Work request »
In how many lines of the records does the string "Straight" appear? State only the number.

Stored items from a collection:

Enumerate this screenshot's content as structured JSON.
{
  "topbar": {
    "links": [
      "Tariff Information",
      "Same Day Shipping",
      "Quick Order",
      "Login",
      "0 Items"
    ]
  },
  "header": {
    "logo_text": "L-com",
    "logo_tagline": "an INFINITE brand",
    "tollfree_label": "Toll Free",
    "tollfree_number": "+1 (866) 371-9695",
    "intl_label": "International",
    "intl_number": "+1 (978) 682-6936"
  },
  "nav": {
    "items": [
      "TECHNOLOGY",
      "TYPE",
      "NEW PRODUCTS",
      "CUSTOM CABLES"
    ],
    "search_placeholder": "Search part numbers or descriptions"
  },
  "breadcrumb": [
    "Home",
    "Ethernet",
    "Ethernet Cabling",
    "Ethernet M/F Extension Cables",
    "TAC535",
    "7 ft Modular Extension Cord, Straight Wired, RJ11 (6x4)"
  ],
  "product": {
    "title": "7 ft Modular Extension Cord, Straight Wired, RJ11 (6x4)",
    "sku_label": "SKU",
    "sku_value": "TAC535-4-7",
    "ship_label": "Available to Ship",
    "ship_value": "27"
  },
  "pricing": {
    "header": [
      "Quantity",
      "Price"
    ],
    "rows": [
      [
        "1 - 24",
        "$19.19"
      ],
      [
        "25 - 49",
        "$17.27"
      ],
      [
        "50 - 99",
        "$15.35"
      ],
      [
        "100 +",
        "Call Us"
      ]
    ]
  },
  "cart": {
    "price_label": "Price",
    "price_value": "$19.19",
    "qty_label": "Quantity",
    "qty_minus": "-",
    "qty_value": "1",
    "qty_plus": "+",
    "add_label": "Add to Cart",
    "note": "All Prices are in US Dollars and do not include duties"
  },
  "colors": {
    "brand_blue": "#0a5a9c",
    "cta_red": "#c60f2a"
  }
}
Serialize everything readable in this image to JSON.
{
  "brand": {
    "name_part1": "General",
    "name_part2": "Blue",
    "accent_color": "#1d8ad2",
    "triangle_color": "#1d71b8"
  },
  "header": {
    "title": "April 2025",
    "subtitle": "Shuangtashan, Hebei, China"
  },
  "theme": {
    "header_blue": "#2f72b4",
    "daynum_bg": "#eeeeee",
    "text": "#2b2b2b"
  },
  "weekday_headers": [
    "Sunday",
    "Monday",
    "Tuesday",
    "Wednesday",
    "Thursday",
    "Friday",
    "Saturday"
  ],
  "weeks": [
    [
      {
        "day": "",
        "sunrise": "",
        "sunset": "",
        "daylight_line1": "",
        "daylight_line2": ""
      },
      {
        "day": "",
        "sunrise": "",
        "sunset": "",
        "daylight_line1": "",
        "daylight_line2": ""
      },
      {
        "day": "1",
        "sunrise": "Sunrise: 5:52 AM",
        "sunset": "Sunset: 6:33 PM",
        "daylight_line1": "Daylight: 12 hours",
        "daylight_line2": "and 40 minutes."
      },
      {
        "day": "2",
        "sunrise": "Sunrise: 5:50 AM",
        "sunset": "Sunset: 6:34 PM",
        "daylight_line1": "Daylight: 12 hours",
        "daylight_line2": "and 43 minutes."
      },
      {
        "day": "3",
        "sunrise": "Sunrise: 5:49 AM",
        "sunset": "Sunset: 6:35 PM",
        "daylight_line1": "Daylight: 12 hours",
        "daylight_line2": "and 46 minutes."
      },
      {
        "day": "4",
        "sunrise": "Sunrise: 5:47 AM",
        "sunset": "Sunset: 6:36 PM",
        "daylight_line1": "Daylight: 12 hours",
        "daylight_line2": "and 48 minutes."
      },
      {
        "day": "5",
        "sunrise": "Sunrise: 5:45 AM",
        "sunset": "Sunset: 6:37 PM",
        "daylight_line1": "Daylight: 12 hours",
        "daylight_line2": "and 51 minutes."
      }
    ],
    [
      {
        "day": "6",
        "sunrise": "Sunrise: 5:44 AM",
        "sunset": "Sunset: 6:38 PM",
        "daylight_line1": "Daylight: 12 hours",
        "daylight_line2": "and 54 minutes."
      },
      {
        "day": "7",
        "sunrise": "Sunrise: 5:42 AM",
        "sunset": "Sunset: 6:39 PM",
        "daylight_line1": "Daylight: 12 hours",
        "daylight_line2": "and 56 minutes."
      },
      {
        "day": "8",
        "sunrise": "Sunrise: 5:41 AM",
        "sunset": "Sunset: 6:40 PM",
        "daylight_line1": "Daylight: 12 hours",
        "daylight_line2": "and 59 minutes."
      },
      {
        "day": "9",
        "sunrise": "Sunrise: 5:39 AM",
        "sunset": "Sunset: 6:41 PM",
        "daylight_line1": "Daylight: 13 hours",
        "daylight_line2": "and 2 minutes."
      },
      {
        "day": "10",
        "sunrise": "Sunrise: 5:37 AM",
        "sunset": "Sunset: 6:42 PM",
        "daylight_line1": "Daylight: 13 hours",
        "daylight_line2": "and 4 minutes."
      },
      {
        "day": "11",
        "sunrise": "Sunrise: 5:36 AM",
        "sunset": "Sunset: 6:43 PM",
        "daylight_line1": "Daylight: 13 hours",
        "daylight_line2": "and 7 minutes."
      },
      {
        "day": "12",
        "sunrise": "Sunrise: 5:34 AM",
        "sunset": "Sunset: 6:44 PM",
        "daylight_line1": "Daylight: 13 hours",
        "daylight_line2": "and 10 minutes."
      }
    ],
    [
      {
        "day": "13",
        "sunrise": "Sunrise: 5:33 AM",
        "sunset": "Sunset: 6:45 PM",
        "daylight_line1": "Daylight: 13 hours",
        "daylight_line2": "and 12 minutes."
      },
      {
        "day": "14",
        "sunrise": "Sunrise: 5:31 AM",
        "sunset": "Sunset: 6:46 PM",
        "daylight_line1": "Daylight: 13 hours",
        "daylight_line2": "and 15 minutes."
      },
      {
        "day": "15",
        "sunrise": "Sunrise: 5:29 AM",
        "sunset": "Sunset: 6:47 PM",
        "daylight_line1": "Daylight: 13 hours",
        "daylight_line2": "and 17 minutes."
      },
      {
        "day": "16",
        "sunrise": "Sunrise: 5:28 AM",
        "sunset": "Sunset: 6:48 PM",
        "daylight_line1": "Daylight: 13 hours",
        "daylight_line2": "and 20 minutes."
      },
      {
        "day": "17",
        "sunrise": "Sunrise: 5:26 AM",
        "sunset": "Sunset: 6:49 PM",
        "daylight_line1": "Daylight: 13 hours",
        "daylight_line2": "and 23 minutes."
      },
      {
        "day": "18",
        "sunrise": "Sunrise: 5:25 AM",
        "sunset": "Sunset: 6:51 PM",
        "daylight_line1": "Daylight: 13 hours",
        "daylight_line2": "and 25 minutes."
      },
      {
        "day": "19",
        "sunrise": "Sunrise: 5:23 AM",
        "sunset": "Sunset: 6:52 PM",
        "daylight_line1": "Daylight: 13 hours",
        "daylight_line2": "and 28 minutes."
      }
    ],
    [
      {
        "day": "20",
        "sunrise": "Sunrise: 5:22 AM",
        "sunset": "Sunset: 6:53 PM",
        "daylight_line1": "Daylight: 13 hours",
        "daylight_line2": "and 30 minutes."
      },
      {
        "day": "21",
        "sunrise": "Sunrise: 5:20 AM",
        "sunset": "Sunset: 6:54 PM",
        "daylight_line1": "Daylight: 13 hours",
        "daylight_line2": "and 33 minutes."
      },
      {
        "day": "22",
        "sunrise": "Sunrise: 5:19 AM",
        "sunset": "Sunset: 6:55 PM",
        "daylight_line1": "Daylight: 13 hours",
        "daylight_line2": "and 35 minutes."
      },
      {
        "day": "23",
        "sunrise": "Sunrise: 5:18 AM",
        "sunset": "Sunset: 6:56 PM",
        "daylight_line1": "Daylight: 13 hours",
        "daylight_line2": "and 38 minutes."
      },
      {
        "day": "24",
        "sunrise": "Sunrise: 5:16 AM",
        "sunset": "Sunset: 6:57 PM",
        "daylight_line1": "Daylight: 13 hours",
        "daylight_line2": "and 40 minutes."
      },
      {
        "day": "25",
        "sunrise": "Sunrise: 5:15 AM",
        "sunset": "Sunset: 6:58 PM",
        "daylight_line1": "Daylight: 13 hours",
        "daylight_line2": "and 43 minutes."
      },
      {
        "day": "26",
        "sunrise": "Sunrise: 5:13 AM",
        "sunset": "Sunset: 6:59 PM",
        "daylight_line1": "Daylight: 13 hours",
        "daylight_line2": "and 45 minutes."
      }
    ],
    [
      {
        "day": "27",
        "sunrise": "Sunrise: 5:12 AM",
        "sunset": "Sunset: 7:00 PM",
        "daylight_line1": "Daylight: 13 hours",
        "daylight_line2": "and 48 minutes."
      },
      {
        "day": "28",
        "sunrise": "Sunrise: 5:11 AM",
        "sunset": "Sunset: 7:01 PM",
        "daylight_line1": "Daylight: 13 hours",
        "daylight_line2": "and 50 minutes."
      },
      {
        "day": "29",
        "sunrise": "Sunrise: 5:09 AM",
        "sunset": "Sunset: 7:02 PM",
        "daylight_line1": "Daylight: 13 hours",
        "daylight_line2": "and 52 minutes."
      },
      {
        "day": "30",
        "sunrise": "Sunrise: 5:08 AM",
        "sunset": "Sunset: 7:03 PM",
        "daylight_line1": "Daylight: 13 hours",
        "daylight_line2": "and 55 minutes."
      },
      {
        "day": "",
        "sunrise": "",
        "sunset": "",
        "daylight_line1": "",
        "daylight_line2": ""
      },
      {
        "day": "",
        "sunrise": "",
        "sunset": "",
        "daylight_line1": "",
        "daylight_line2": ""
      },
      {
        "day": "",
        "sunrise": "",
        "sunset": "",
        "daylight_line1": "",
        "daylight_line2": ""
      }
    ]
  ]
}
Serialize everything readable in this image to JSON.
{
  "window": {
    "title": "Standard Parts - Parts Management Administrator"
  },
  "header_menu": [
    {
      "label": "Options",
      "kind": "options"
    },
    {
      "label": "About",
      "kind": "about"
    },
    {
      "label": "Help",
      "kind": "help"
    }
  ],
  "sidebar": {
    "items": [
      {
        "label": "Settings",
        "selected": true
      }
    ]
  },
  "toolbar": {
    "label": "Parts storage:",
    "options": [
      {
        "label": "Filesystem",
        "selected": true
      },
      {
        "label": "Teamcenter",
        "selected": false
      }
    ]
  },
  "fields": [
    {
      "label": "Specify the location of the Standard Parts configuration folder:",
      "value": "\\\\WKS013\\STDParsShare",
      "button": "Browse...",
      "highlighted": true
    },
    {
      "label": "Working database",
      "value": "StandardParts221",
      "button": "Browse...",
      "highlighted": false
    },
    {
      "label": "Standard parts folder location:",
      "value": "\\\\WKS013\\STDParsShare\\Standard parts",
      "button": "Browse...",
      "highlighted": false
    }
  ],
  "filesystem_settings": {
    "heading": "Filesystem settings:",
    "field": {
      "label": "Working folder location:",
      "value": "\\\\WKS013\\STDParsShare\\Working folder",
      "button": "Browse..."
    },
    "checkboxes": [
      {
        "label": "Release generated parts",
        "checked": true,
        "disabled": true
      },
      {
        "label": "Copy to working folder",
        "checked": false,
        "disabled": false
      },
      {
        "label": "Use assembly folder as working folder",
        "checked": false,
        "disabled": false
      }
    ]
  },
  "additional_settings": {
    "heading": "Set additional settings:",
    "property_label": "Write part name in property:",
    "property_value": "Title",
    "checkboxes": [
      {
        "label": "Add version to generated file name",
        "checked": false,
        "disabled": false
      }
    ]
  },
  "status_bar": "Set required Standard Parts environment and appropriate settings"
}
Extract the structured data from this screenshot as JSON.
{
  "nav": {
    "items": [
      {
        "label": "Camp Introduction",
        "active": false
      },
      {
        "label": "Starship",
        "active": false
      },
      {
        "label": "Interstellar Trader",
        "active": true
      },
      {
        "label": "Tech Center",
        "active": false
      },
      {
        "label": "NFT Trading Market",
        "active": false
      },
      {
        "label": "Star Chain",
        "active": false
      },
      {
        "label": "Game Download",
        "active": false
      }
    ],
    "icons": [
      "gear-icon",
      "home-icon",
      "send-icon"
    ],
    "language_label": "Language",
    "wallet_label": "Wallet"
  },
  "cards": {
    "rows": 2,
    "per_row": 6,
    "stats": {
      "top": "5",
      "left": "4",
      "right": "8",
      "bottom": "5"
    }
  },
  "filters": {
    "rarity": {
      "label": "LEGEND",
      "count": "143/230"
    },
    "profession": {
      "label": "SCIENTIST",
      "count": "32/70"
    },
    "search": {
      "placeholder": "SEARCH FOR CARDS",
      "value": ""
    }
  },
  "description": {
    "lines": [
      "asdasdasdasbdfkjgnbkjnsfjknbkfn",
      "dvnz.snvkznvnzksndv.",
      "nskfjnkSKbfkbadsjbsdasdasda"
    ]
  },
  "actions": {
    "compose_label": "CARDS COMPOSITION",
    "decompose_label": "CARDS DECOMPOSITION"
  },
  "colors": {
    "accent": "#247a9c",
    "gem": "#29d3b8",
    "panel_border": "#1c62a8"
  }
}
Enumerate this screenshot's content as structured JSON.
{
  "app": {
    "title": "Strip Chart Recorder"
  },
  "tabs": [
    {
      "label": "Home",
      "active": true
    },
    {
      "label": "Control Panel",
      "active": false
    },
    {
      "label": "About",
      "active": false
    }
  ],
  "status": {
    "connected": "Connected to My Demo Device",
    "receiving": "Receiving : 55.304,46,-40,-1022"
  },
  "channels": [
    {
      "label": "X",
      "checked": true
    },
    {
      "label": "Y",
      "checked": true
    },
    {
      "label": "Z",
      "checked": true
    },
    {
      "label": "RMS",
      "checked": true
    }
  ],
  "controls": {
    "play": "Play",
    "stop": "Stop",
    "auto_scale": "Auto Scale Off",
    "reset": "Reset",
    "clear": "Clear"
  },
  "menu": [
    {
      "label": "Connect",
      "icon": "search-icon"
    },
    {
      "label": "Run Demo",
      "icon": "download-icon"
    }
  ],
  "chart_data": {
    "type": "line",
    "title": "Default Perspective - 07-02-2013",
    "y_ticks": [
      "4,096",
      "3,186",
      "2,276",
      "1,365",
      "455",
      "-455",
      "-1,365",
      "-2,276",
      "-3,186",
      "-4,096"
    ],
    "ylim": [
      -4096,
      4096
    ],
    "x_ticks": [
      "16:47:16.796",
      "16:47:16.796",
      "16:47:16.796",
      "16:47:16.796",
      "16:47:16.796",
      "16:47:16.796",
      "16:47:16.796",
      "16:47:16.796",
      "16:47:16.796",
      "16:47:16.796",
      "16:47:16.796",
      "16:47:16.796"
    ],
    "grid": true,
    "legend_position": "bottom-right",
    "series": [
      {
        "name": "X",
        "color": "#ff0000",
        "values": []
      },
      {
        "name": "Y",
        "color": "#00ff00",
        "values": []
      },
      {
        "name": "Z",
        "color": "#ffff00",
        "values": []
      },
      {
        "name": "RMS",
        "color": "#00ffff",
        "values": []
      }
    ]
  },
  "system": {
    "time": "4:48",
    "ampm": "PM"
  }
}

Written answer »
2